START Information given

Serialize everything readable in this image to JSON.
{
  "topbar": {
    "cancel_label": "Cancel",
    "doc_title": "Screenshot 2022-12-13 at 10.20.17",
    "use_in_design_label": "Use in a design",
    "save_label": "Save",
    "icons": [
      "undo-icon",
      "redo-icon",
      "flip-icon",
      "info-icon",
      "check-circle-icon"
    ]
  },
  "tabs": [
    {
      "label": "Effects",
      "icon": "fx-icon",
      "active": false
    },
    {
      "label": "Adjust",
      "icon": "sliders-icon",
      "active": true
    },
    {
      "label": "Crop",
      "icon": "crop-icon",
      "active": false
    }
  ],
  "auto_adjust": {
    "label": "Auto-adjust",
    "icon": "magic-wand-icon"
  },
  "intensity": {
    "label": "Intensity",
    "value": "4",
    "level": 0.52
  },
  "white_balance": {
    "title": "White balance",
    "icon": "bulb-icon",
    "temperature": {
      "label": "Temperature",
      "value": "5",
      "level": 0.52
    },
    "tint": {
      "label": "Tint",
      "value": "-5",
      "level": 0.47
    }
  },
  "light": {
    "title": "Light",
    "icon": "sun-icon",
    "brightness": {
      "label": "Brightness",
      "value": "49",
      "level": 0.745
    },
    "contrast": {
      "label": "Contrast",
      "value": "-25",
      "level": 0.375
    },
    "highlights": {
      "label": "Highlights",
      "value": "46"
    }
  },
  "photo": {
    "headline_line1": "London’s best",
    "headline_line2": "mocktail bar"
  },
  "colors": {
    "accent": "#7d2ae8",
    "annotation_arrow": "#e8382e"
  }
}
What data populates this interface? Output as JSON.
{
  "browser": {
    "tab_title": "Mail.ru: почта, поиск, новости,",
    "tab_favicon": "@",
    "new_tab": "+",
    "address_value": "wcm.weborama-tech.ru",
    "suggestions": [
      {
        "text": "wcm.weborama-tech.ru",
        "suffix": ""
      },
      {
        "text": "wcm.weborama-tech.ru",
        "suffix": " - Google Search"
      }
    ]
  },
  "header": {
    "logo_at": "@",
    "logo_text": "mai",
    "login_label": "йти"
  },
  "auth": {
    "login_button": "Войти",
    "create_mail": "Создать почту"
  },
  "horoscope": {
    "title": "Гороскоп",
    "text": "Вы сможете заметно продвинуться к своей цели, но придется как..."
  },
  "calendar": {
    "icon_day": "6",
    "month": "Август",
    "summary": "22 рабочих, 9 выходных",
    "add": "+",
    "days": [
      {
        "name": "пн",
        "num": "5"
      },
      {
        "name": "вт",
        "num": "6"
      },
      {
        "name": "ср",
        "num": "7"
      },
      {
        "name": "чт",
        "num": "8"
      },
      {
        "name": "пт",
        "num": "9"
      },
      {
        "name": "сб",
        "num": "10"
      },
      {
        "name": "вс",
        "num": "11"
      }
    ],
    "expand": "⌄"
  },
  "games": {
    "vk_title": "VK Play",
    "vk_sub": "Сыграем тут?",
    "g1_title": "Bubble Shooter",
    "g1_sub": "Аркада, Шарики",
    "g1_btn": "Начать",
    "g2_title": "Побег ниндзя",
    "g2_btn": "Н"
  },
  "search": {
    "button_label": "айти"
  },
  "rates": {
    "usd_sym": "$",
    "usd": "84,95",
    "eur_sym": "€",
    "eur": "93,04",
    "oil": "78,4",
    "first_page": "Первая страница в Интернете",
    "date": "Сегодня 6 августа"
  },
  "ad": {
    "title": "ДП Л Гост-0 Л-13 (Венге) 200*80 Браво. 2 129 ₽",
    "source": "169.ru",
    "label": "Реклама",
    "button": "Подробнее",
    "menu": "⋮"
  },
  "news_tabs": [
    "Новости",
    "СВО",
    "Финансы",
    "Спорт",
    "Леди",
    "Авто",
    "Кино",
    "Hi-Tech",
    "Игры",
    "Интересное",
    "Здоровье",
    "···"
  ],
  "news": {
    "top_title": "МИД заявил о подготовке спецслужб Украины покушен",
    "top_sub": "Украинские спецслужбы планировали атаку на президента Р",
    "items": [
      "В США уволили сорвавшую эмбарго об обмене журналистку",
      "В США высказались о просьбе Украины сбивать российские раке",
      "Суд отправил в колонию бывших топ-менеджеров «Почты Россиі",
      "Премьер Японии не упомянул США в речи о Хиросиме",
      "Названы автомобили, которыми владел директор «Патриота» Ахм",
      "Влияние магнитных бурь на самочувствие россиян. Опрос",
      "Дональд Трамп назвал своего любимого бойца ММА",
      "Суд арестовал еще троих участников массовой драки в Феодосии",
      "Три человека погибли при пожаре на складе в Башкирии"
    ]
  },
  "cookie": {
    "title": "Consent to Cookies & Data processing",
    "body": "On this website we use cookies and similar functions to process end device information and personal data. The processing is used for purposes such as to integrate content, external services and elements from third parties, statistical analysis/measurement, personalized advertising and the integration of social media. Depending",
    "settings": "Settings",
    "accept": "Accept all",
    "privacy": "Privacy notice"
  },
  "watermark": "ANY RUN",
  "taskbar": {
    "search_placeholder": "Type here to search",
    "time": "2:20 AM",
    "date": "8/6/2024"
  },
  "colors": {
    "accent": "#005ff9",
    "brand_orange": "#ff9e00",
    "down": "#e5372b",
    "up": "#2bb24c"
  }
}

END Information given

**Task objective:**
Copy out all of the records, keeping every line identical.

**Solution for this problem:**
Serialize everything readable in this image to JSON.
{
  "topbar": {
    "cancel_label": "Cancel",
    "doc_title": "Screenshot 2022-12-13 at 10.20.17",
    "use_in_design_label": "Use in a design",
    "save_label": "Save",
    "icons": [
      "undo-icon",
      "redo-icon",
      "flip-icon",
      "info-icon",
      "check-circle-icon"
    ]
  },
  "tabs": [
    {
      "label": "Effects",
      "icon": "fx-icon",
      "active": false
    },
    {
      "label": "Adjust",
      "icon": "sliders-icon",
      "active": true
    },
    {
      "label": "Crop",
      "icon": "crop-icon",
      "active": false
    }
  ],
  "auto_adjust": {
    "label": "Auto-adjust",
    "icon": "magic-wand-icon"
  },
  "intensity": {
    "label": "Intensity",
    "value": "4",
    "level": 0.52
  },
  "white_balance": {
    "title": "White balance",
    "icon": "bulb-icon",
    "temperature": {
      "label": "Temperature",
      "value": "5",
      "level": 0.52
    },
    "tint": {
      "label": "Tint",
      "value": "-5",
      "level": 0.47
    }
  },
  "light": {
    "title": "Light",
    "icon": "sun-icon",
    "brightness": {
      "label": "Brightness",
      "value": "49",
      "level": 0.745
    },
    "contrast": {
      "label": "Contrast",
      "value": "-25",
      "level": 0.375
    },
    "highlights": {
      "label": "Highlights",
      "value": "46"
    }
  },
  "photo": {
    "headline_line1": "London’s best",
    "headline_line2": "mocktail bar"
  },
  "colors": {
    "accent": "#7d2ae8",
    "annotation_arrow": "#e8382e"
  }
}
What data populates this interface? Output as JSON.
{
  "browser": {
    "tab_title": "Mail.ru: почта, поиск, новости,",
    "tab_favicon": "@",
    "new_tab": "+",
    "address_value": "wcm.weborama-tech.ru",
    "suggestions": [
      {
        "text": "wcm.weborama-tech.ru",
        "suffix": ""
      },
      {
        "text": "wcm.weborama-tech.ru",
        "suffix": " - Google Search"
      }
    ]
  },
  "header": {
    "logo_at": "@",
    "logo_text": "mai",
    "login_label": "йти"
  },
  "auth": {
    "login_button": "Войти",
    "create_mail": "Создать почту"
  },
  "horoscope": {
    "title": "Гороскоп",
    "text": "Вы сможете заметно продвинуться к своей цели, но придется как..."
  },
  "calendar": {
    "icon_day": "6",
    "month": "Август",
    "summary": "22 рабочих, 9 выходных",
    "add": "+",
    "days": [
      {
        "name": "пн",
        "num": "5"
      },
      {
        "name": "вт",
        "num": "6"
      },
      {
        "name": "ср",
        "num": "7"
      },
      {
        "name": "чт",
        "num": "8"
      },
      {
        "name": "пт",
        "num": "9"
      },
      {
        "name": "сб",
        "num": "10"
      },
      {
        "name": "вс",
        "num": "11"
      }
    ],
    "expand": "⌄"
  },
  "games": {
    "vk_title": "VK Play",
    "vk_sub": "Сыграем тут?",
    "g1_title": "Bubble Shooter",
    "g1_sub": "Аркада, Шарики",
    "g1_btn": "Начать",
    "g2_title": "Побег ниндзя",
    "g2_btn": "Н"
  },
  "search": {
    "button_label": "айти"
  },
  "rates": {
    "usd_sym": "$",
    "usd": "84,95",
    "eur_sym": "€",
    "eur": "93,04",
    "oil": "78,4",
    "first_page": "Первая страница в Интернете",
    "date": "Сегодня 6 августа"
  },
  "ad": {
    "title": "ДП Л Гост-0 Л-13 (Венге) 200*80 Браво. 2 129 ₽",
    "source": "169.ru",
    "label": "Реклама",
    "button": "Подробнее",
    "menu": "⋮"
  },
  "news_tabs": [
    "Новости",
    "СВО",
    "Финансы",
    "Спорт",
    "Леди",
    "Авто",
    "Кино",
    "Hi-Tech",
    "Игры",
    "Интересное",
    "Здоровье",
    "···"
  ],
  "news": {
    "top_title": "МИД заявил о подготовке спецслужб Украины покушен",
    "top_sub": "Украинские спецслужбы планировали атаку на президента Р",
    "items": [
      "В США уволили сорвавшую эмбарго об обмене журналистку",
      "В США высказались о просьбе Украины сбивать российские раке",
      "Суд отправил в колонию бывших топ-менеджеров «Почты Россиі",
      "Премьер Японии не упомянул США в речи о Хиросиме",
      "Названы автомобили, которыми владел директор «Патриота» Ахм",
      "Влияние магнитных бурь на самочувствие россиян. Опрос",
      "Дональд Трамп назвал своего любимого бойца ММА",
      "Суд арестовал еще троих участников массовой драки в Феодосии",
      "Три человека погибли при пожаре на складе в Башкирии"
    ]
  },
  "cookie": {
    "title": "Consent to Cookies & Data processing",
    "body": "On this website we use cookies and similar functions to process end device information and personal data. The processing is used for purposes such as to integrate content, external services and elements from third parties, statistical analysis/measurement, personalized advertising and the integration of social media. Depending",
    "settings": "Settings",
    "accept": "Accept all",
    "privacy": "Privacy notice"
  },
  "watermark": "ANY RUN",
  "taskbar": {
    "search_placeholder": "Type here to search",
    "time": "2:20 AM",
    "date": "8/6/2024"
  },
  "colors": {
    "accent": "#005ff9",
    "brand_orange": "#ff9e00",
    "down": "#e5372b",
    "up": "#2bb24c"
  }
}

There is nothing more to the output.